SINGING schoolchildren joined thousands of flag-waving revellers as the Olympic Torch’s Cumbrian odyssey reached Ambleside.
Crowds began gathering from mid-afternoon as anticipation mounted ahead of the historic moment.
Greeted by cheers and applause, torch bearer Tom Wright, 15, of St Bees, passed the Olympic flame onto Windermere’s Stephanie Booth as it reached Borrans Park at around 6.20pm.
The beaming 14-year-old Lakes School pupil, nominated by her head teacher, told the Gazette it was the ‘best moment’ of her life.
“I was quite nervous but very excited,” she said.
“Everyone was really friendly and happy.
"It’s been the best experience.”
Sports-mad Stephanie is a keen swimmer and participant of triathlon and cross-country events and will compete alongside her sister in this weekend’s Great North Swim.
Her proud mother Christine said: “I didn’t sleep last night, I was so excited for her.
"I’m just really unbelieveably proud of her.
“The last week has been a little bit overwhelming.
"She was determined to be involved in the Olympics and this could be the closest she gets.”
Spectators Gordon Allatt and Norma Pearson made the trip from Northampton especially to see the torch.
And Mr Allatt was thrilled when he got to touch it.
“I’ll never wash this hand again,” said an emotional Mr Allatt.
“The Olympics is one of those things that brings the country together and makes us feel good.”
Mrs Pearson added: “I think it’s absolutely great and I shall be watching the Games every day while they're on.”
Children from Ambleside, Hawkshead, Langdale and Coniston primary schools performed a song especially-assembled for the occasion as the torch made its way to Waterhead to board the Bowness-bound vessel, the Tern.
It was helped on its way by a flotilla, christened Brathay’s ‘whalers’, as other boats sounded their horns in tribute.
Marj Waddecar, of Ambleside, who was looking on, said: “I was born in the year Britain last held the Olympics so I thought I ought to come down and see the torch this time.
“It’s good we have got the Olympics and let’s just hope there’s a bit of a spin-off for tourism in areas like this.”
Visitor Julianne Harlow, of Brighton, added: “It’s a really big event that we won’t be seeing in this country again and, rightly or wrongly, a lot of money has been invested in it.”
People were invited to write goodwill messages about the Games for inclusion in an eye-catching yellow ‘balloon tree’.
The Kendal Windows on Art project was led by Pam Williamson, who said: “I have worked with older people, schoolchildren and members of the public, asking them to send their messages to welcome the torch from Ambleside to London and the rest of the world.”
The balloons were given to children after the torch passed through and the messages will now go on display at Ambleside Library before featuring in a special opening ceremony at this year’s Ambleside Sports.
The Borrans Park festivities were organised in part by Barry Porter, of Rufty Tufty’s, Ambleside.
Mr Porter said: “I thought it would be a really positive thing for Ambleside - it really profiles the area.
“Anything that builds up Ambleside is great for local businesses and local people.
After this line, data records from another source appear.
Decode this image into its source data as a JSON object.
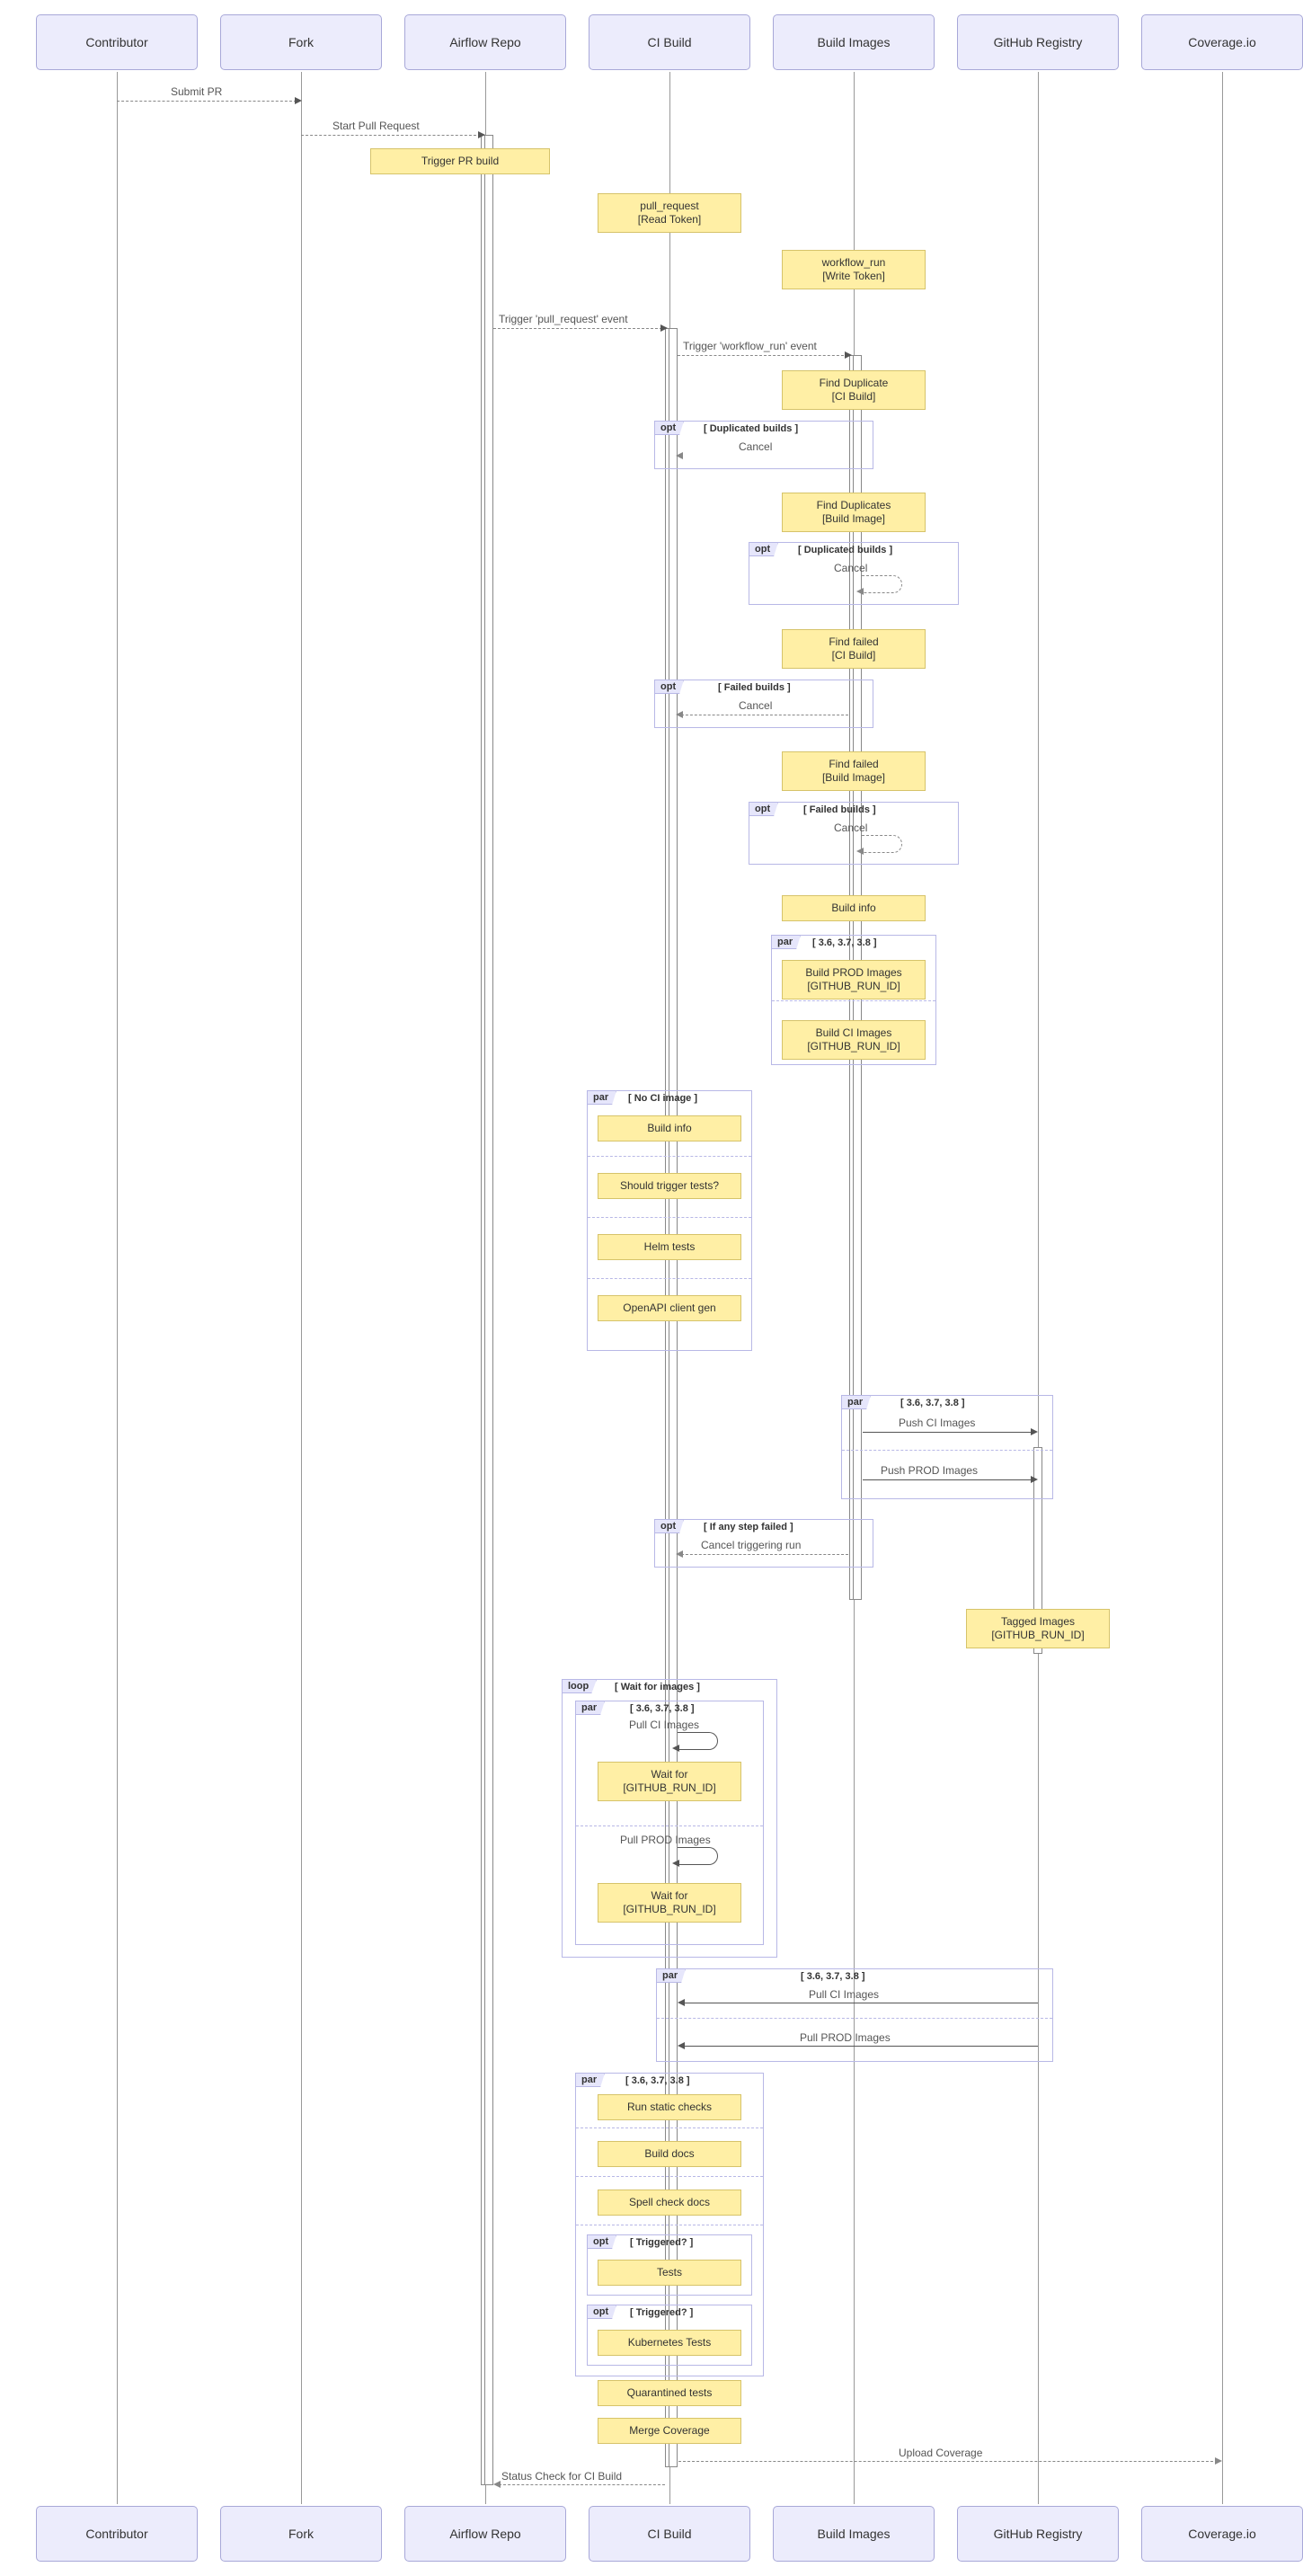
{
  "actors": {
    "contributor": "Contributor",
    "fork": "Fork",
    "airflow": "Airflow Repo",
    "ci": "CI Build",
    "build": "Build Images",
    "registry": "GitHub Registry",
    "coverage": "Coverage.io"
  },
  "messages": {
    "submit_pr": "Submit PR",
    "start_pr": "Start Pull Request",
    "trigger_pr": "Trigger PR build",
    "pull_req_note": "pull_request\n[Read Token]",
    "workflow_run_note": "workflow_run\n[Write Token]",
    "trig_pull_req": "Trigger 'pull_request' event",
    "trig_workflow": "Trigger 'workflow_run' event",
    "find_dup_ci": "Find Duplicate\n[CI Build]",
    "cancel": "Cancel",
    "find_dup_build": "Find Duplicates\n[Build Image]",
    "find_failed_ci": "Find failed\n[CI Build]",
    "find_failed_build": "Find failed\n[Build Image]",
    "build_info": "Build info",
    "build_prod": "Build PROD Images\n[GITHUB_RUN_ID]",
    "build_ci": "Build CI Images\n[GITHUB_RUN_ID]",
    "should_trigger": "Should trigger tests?",
    "helm": "Helm tests",
    "openapi": "OpenAPI client gen",
    "push_ci": "Push CI Images",
    "push_prod": "Push PROD Images",
    "cancel_trig": "Cancel triggering run",
    "tagged": "Tagged Images\n[GITHUB_RUN_ID]",
    "pull_ci": "Pull CI Images",
    "wait_for": "Wait for\n[GITHUB_RUN_ID]",
    "pull_prod": "Pull PROD Images",
    "run_static": "Run static checks",
    "build_docs": "Build docs",
    "spell": "Spell check docs",
    "tests": "Tests",
    "kube": "Kubernetes Tests",
    "quarantined": "Quarantined tests",
    "merge_cov": "Merge Coverage",
    "upload_cov": "Upload Coverage",
    "status_check": "Status Check for CI Build"
  },
  "fragments": {
    "opt": "opt",
    "par": "par",
    "loop": "loop",
    "dup_builds": "[ Duplicated builds ]",
    "failed_builds": "[ Failed builds ]",
    "versions": "[ 3.6, 3.7, 3.8 ]",
    "no_ci": "[ No CI image ]",
    "any_failed": "[ If any step failed ]",
    "wait_images": "[ Wait for images ]",
    "triggered": "[ Triggered? ]"
  },
  "chart_data": {
    "type": "sequence_diagram",
    "participants": [
      "Contributor",
      "Fork",
      "Airflow Repo",
      "CI Build",
      "Build Images",
      "GitHub Registry",
      "Coverage.io"
    ],
    "interactions": [
      {
        "from": "Contributor",
        "to": "Fork",
        "label": "Submit PR",
        "style": "dashed"
      },
      {
        "from": "Fork",
        "to": "Airflow Repo",
        "label": "Start Pull Request",
        "style": "dashed"
      },
      {
        "actor": "Airflow Repo",
        "note": "Trigger PR build"
      },
      {
        "actor": "CI Build",
        "note": "pull_request [Read Token]"
      },
      {
        "actor": "Build Images",
        "note": "workflow_run [Write Token]"
      },
      {
        "from": "Airflow Repo",
        "to": "CI Build",
        "label": "Trigger 'pull_request' event",
        "style": "dashed"
      },
      {
        "from": "CI Build",
        "to": "Build Images",
        "label": "Trigger 'workflow_run' event",
        "style": "dashed"
      },
      {
        "actor": "Build Images",
        "note": "Find Duplicate [CI Build]"
      },
      {
        "fragment": "opt",
        "guard": "[ Duplicated builds ]",
        "body": [
          {
            "from": "Build Images",
            "to": "CI Build",
            "label": "Cancel",
            "style": "dashed"
          }
        ]
      },
      {
        "actor": "Build Images",
        "note": "Find Duplicates [Build Image]"
      },
      {
        "fragment": "opt",
        "guard": "[ Duplicated builds ]",
        "body": [
          {
            "from": "Build Images",
            "to": "Build Images",
            "label": "Cancel",
            "style": "dashed-self"
          }
        ]
      },
      {
        "actor": "Build Images",
        "note": "Find failed [CI Build]"
      },
      {
        "fragment": "opt",
        "guard": "[ Failed builds ]",
        "body": [
          {
            "from": "Build Images",
            "to": "CI Build",
            "label": "Cancel",
            "style": "dashed"
          }
        ]
      },
      {
        "actor": "Build Images",
        "note": "Find failed [Build Image]"
      },
      {
        "fragment": "opt",
        "guard": "[ Failed builds ]",
        "body": [
          {
            "from": "Build Images",
            "to": "Build Images",
            "label": "Cancel",
            "style": "dashed-self"
          }
        ]
      },
      {
        "actor": "Build Images",
        "note": "Build info"
      },
      {
        "fragment": "par",
        "guard": "[ 3.6, 3.7, 3.8 ]",
        "body": [
          {
            "actor": "Build Images",
            "note": "Build PROD Images [GITHUB_RUN_ID]"
          },
          {
            "actor": "Build Images",
            "note": "Build CI Images [GITHUB_RUN_ID]"
          }
        ]
      },
      {
        "fragment": "par",
        "guard": "[ No CI image ]",
        "body": [
          {
            "actor": "CI Build",
            "note": "Build info"
          },
          {
            "actor": "CI Build",
            "note": "Should trigger tests?"
          },
          {
            "actor": "CI Build",
            "note": "Helm tests"
          },
          {
            "actor": "CI Build",
            "note": "OpenAPI client gen"
          }
        ]
      },
      {
        "fragment": "par",
        "guard": "[ 3.6, 3.7, 3.8 ]",
        "body": [
          {
            "from": "Build Images",
            "to": "GitHub Registry",
            "label": "Push CI Images",
            "style": "solid"
          },
          {
            "from": "Build Images",
            "to": "GitHub Registry",
            "label": "Push PROD Images",
            "style": "solid"
          }
        ]
      },
      {
        "fragment": "opt",
        "guard": "[ If any step failed ]",
        "body": [
          {
            "from": "Build Images",
            "to": "CI Build",
            "label": "Cancel triggering run",
            "style": "dashed"
          }
        ]
      },
      {
        "actor": "GitHub Registry",
        "note": "Tagged Images [GITHUB_RUN_ID]"
      },
      {
        "fragment": "loop",
        "guard": "[ Wait for images ]",
        "body": [
          {
            "fragment": "par",
            "guard": "[ 3.6, 3.7, 3.8 ]",
            "body": [
              {
                "from": "CI Build",
                "to": "CI Build",
                "label": "Pull CI Images",
                "style": "solid-self"
              },
              {
                "actor": "CI Build",
                "note": "Wait for [GITHUB_RUN_ID]"
              },
              {
                "from": "CI Build",
                "to": "CI Build",
                "label": "Pull PROD Images",
                "style": "solid-self"
              },
              {
                "actor": "CI Build",
                "note": "Wait for [GITHUB_RUN_ID]"
              }
            ]
          }
        ]
      },
      {
        "fragment": "par",
        "guard": "[ 3.6, 3.7, 3.8 ]",
        "body": [
          {
            "from": "GitHub Registry",
            "to": "CI Build",
            "label": "Pull CI Images",
            "style": "solid"
          },
          {
            "from": "GitHub Registry",
            "to": "CI Build",
            "label": "Pull PROD Images",
            "style": "solid"
          }
        ]
      },
      {
        "fragment": "par",
        "guard": "[ 3.6, 3.7, 3.8 ]",
        "body": [
          {
            "actor": "CI Build",
            "note": "Run static checks"
          },
          {
            "actor": "CI Build",
            "note": "Build docs"
          },
          {
            "actor": "CI Build",
            "note": "Spell check docs"
          },
          {
            "fragment": "opt",
            "guard": "[ Triggered? ]",
            "body": [
              {
                "actor": "CI Build",
                "note": "Tests"
              }
            ]
          },
          {
            "fragment": "opt",
            "guard": "[ Triggered? ]",
            "body": [
              {
                "actor": "CI Build",
                "note": "Kubernetes Tests"
              }
            ]
          }
        ]
      },
      {
        "actor": "CI Build",
        "note": "Quarantined tests"
      },
      {
        "actor": "CI Build",
        "note": "Merge Coverage"
      },
      {
        "from": "CI Build",
        "to": "Coverage.io",
        "label": "Upload Coverage",
        "style": "dashed"
      },
      {
        "from": "CI Build",
        "to": "Airflow Repo",
        "label": "Status Check for CI Build",
        "style": "dashed"
      }
    ]
  }
}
The kids are really enjoying it.”
An Olympic Torch relay celebration, titled On the Night Shift, presented by Kendal Arts International, takes place on The Glebe, Bowness, tonight.
A MAN who discovered a 48-year-old bar of Kendal Mint Cake in his loft believes it may be the oldest-surviving bar of the famous confectionery.
Peter Truelove, 68, of Windermere, bought the bar of Robert Wiper’s Original Mint Cake when he and a friend visited Kendal as 21-year-olds in 1964.
The pair were on a ‘boy’s adventure’ which took them from their homes in Kent to John O’Groats, the most northerly point on the Scottish mainland.
“We travelled the distance in an Austin 7 and it took us a week,” said Mr Truelove, of Hill Top. “The car only did 35mph at best and it was blizzard weather – the snow was coming into the car.
“We called at Kendal on the way back and we’d heard about the mint cake, so when we saw some we thought we’d buy a bar.”
Mr Truelove said he was not sure why he had kept the bar in a box in his loft.
“It was on a shelf as a memento of the trip but it’s been in the loft since we moved to Windermere 16 years ago,” he said. The bar is still in reasonable condition although some of the sugar is seeping through the wrapping.
Although the original Wipers recipe is still used, the company was sold to Romneys in 1987.
Managing director John Barron said: “We have been making it all these years and I don’t think we have any that old – it’s impressive.
“It wouldn’t do him any harm to eat it now but I don’t expect it would taste very nice.”
Mr Truelove said what was also interesting to discover was the journal he wrote while travelling, which documented the stop-off in Kendal. He said: “I had to record everything we spent because my friend and I were splitting the cost of the trip. It’s funny now to look back and see that someone offered to sell us a car engine and gear box for £2.50, and that 15 litres of petrol was 60p.
“Unfortunately, the price of the mint cake wasn’t included, although I did write that we’d visited and purchased it.”